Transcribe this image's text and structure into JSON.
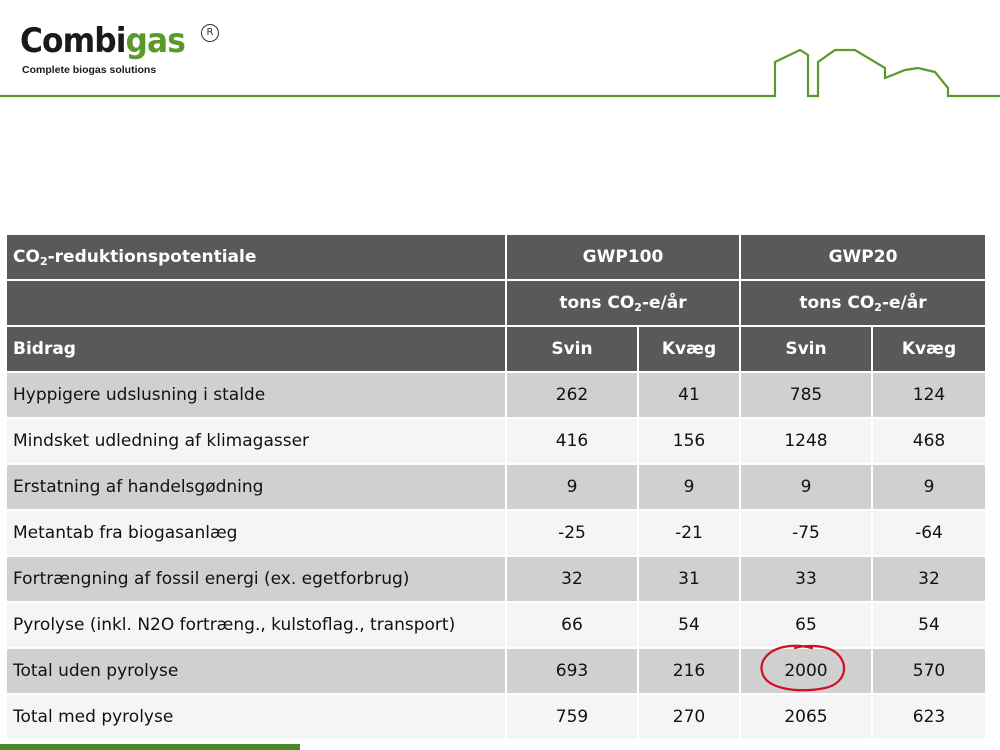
{
  "logo": {
    "word_part1": "Combi",
    "word_part2": "gas",
    "registered": "R",
    "tagline": "Complete biogas solutions"
  },
  "colors": {
    "brand_green": "#5a9a2a",
    "header_cell": "#595959",
    "row_shade": "#d0d0d0",
    "annotation_red": "#d01020"
  },
  "table": {
    "title": "CO",
    "title_sub": "2",
    "title_rest": "-reduktionspotentiale",
    "gwp100": "GWP100",
    "gwp20": "GWP20",
    "unit_pre": "tons CO",
    "unit_sub": "2",
    "unit_post": "-e/år",
    "bidrag": "Bidrag",
    "svin": "Svin",
    "kvaeg": "Kvæg",
    "rows": [
      {
        "label": "Hyppigere udslusning i stalde",
        "v": [
          "262",
          "41",
          "785",
          "124"
        ]
      },
      {
        "label": "Mindsket udledning af klimagasser",
        "v": [
          "416",
          "156",
          "1248",
          "468"
        ]
      },
      {
        "label": "Erstatning af handelsgødning",
        "v": [
          "9",
          "9",
          "9",
          "9"
        ]
      },
      {
        "label": "Metantab fra biogasanlæg",
        "v": [
          "-25",
          "-21",
          "-75",
          "-64"
        ]
      },
      {
        "label": "Fortrængning af fossil energi (ex. egetforbrug)",
        "v": [
          "32",
          "31",
          "33",
          "32"
        ]
      },
      {
        "label": "Pyrolyse (inkl. N2O fortræng., kulstoflag., transport)",
        "v": [
          "66",
          "54",
          "65",
          "54"
        ]
      },
      {
        "label": "Total uden pyrolyse",
        "v": [
          "693",
          "216",
          "2000",
          "570"
        ]
      },
      {
        "label": "Total med pyrolyse",
        "v": [
          "759",
          "270",
          "2065",
          "623"
        ]
      }
    ]
  }
}
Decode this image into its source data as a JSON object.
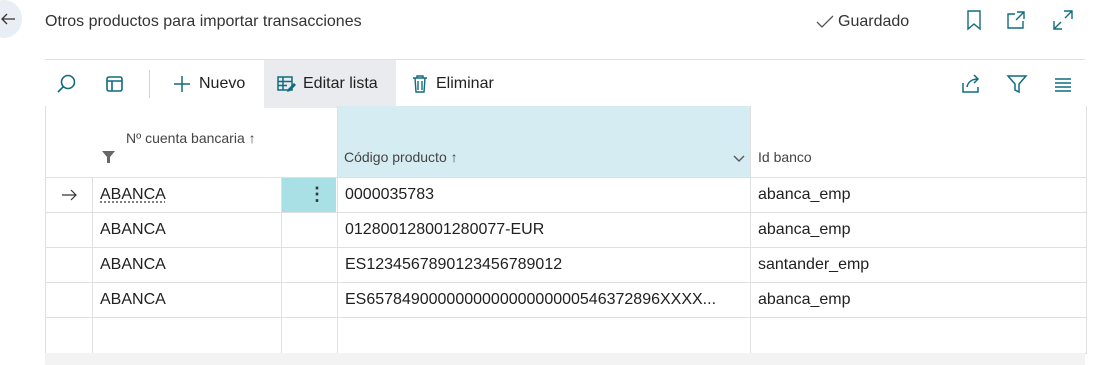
{
  "header": {
    "title": "Otros productos para importar transacciones",
    "saved_label": "Guardado"
  },
  "toolbar": {
    "new_label": "Nuevo",
    "edit_list_label": "Editar lista",
    "delete_label": "Eliminar"
  },
  "table": {
    "columns": [
      "Nº cuenta bancaria",
      "Código producto",
      "Id banco"
    ],
    "sort_glyph": "↑",
    "rows": [
      {
        "account": "ABANCA",
        "product": "0000035783",
        "bank": "abanca_emp"
      },
      {
        "account": "ABANCA",
        "product": "012800128001280077-EUR",
        "bank": "abanca_emp"
      },
      {
        "account": "ABANCA",
        "product": "ES1234567890123456789012",
        "bank": "santander_emp"
      },
      {
        "account": "ABANCA",
        "product": "ES657849000000000000000000546372896XXXX...",
        "bank": "abanca_emp"
      }
    ],
    "row_menu_glyph": "⋮"
  },
  "colors": {
    "accent": "#0f6c7e",
    "header_highlight": "#d5edf2",
    "menu_cell": "#a9e0e6"
  }
}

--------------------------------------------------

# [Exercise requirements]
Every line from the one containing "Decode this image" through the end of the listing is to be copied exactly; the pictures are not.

# [Output for this task]
Decode this image into its source data as a JSON object.
{
  "header": {
    "title": "Otros productos para importar transacciones",
    "saved_label": "Guardado"
  },
  "toolbar": {
    "new_label": "Nuevo",
    "edit_list_label": "Editar lista",
    "delete_label": "Eliminar"
  },
  "table": {
    "columns": [
      "Nº cuenta bancaria",
      "Código producto",
      "Id banco"
    ],
    "sort_glyph": "↑",
    "rows": [
      {
        "account": "ABANCA",
        "product": "0000035783",
        "bank": "abanca_emp"
      },
      {
        "account": "ABANCA",
        "product": "012800128001280077-EUR",
        "bank": "abanca_emp"
      },
      {
        "account": "ABANCA",
        "product": "ES1234567890123456789012",
        "bank": "santander_emp"
      },
      {
        "account": "ABANCA",
        "product": "ES657849000000000000000000546372896XXXX...",
        "bank": "abanca_emp"
      }
    ],
    "row_menu_glyph": "⋮"
  },
  "colors": {
    "accent": "#0f6c7e",
    "header_highlight": "#d5edf2",
    "menu_cell": "#a9e0e6"
  }
}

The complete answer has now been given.